Lord Burnett said: “There was no express debate around these issues in these terms (though that is not to say that issues such as disruption to tenants may of course have been in the minds of individual Cabinet members). There was from the outset detailed fire safety evidence which considered risk. The written materials before the Cabinet as part of its consideration over almost a year did not deal with all the points that Mr Clarke now raises.
“That said, there was no legal obligation to do so. We reject the submission that the Council was under any implied duty to consider factors beyond those that it did (or that any failure to do so was irrational). There is no basis for criticising the reasoning behind the May 2018 Decision, set against the background of the earlier considerations and decisions in 2017 and 2018, let alone interfering with it.”
The Lord Chief Justice also gave a number of reasons why the fiduciary duty line of authorities – Bromley London Borough Council v Greater London Council  1 AC 768) – did not advance Mr Clarke's position:
i) The Council as landlord cannot be said to have owed Mr Clarke as tenant any fiduciary duty (or duty akin to a fiduciary duty);
ii) In so far as the Council is to be treated as owing a fiduciary duty to council taxpayers and business rate payers on the analysis above, the May 2018 Decision did not engage that duty. As confirmed by a witness statement from Mr Martin Tolley, one of the Council's local government officers, there are strict rules of local government finance as to how works such as the retrofitting of sprinklers to Council housing stock, held under Part II of the Housing Act 1985, can be funded. Those rules are principally to be found in Part VI of the Local Government and Housing Act 1989. Their effect is that council tax payers and business rate payers cannot fund any of the works in question.
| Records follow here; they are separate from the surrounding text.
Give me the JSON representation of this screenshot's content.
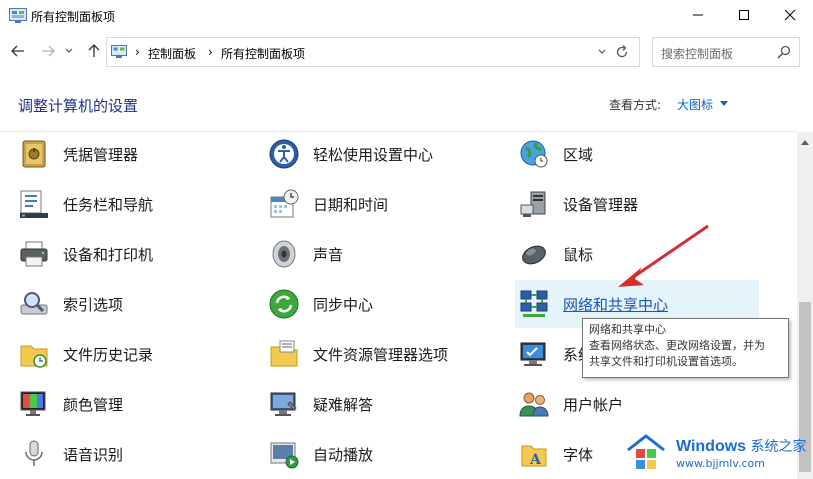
{
  "window": {
    "title": "所有控制面板项"
  },
  "address": {
    "crumbs": [
      "控制面板",
      "所有控制面板项"
    ],
    "separator": "›"
  },
  "search": {
    "placeholder": "搜索控制面板"
  },
  "header": {
    "title": "调整计算机的设置",
    "view_by_label": "查看方式:",
    "view_by_value": "大图标"
  },
  "items": {
    "col1": [
      "凭据管理器",
      "任务栏和导航",
      "设备和打印机",
      "索引选项",
      "文件历史记录",
      "颜色管理",
      "语音识别"
    ],
    "col2": [
      "轻松使用设置中心",
      "日期和时间",
      "声音",
      "同步中心",
      "文件资源管理器选项",
      "疑难解答",
      "自动播放"
    ],
    "col3": [
      "区域",
      "设备管理器",
      "鼠标",
      "网络和共享中心",
      "系统",
      "用户帐户",
      "字体"
    ]
  },
  "tooltip": {
    "title": "网络和共享中心",
    "line1": "查看网络状态、更改网络设置，并为",
    "line2": "共享文件和打印机设置首选项。"
  },
  "watermark": {
    "brand": "Windows",
    "brand_cn": "系统之家",
    "url": "www.bjjmlv.com"
  },
  "colors": {
    "accent": "#0066cc",
    "hover_bg": "#e5f3fb",
    "arrow": "#d32f2f"
  }
}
Nor could the Council increase rent levels to cover any additional costs (because of s. 23 of the Welfare Reform and Work Act 2016). In so far as there has been a recent change permitting the Council to increase rent levels from April 2020, that was not a change known in May 2018 and the Council has in any event not sought to fund the retrofitting works from rental payments. In short, at the time of the May 2018 Decision, there was no material conflict between the interests of those residents benefitting from installation of the sprinklers and council taxpayers, business rate payers or tenants. It is true that council tax and business ratepayers could be liable for the Council's borrowing to fund, in part, the retrofitting works if the ring-fenced Housing Revenue Account ran into difficulties in meeting interest and capital payments in the future, given the terms of s.13 of the Local Government Act 2003. But that is entirely theoretical and does not bear on a fiduciary duty argument. In the result, there was no balancing exercise by reference to those interests to be carried out;
iii) There is no basis for a finding that the Council acted in the arbitrary manner required to establish a breach of fiduciary duty and, as already indicated, Mr Clarke does not contend for one;
iv) The complaint that the Council failed to take account of a hypothetical fiduciary duty adds nothing to the 'value for money' argument. Lewison LJ was doing no more than flagging a possible relevant line of authority in connection with this issue when he mentioned 'fiduciary duty'.
The Lord Chief Justice dismissed the appeal.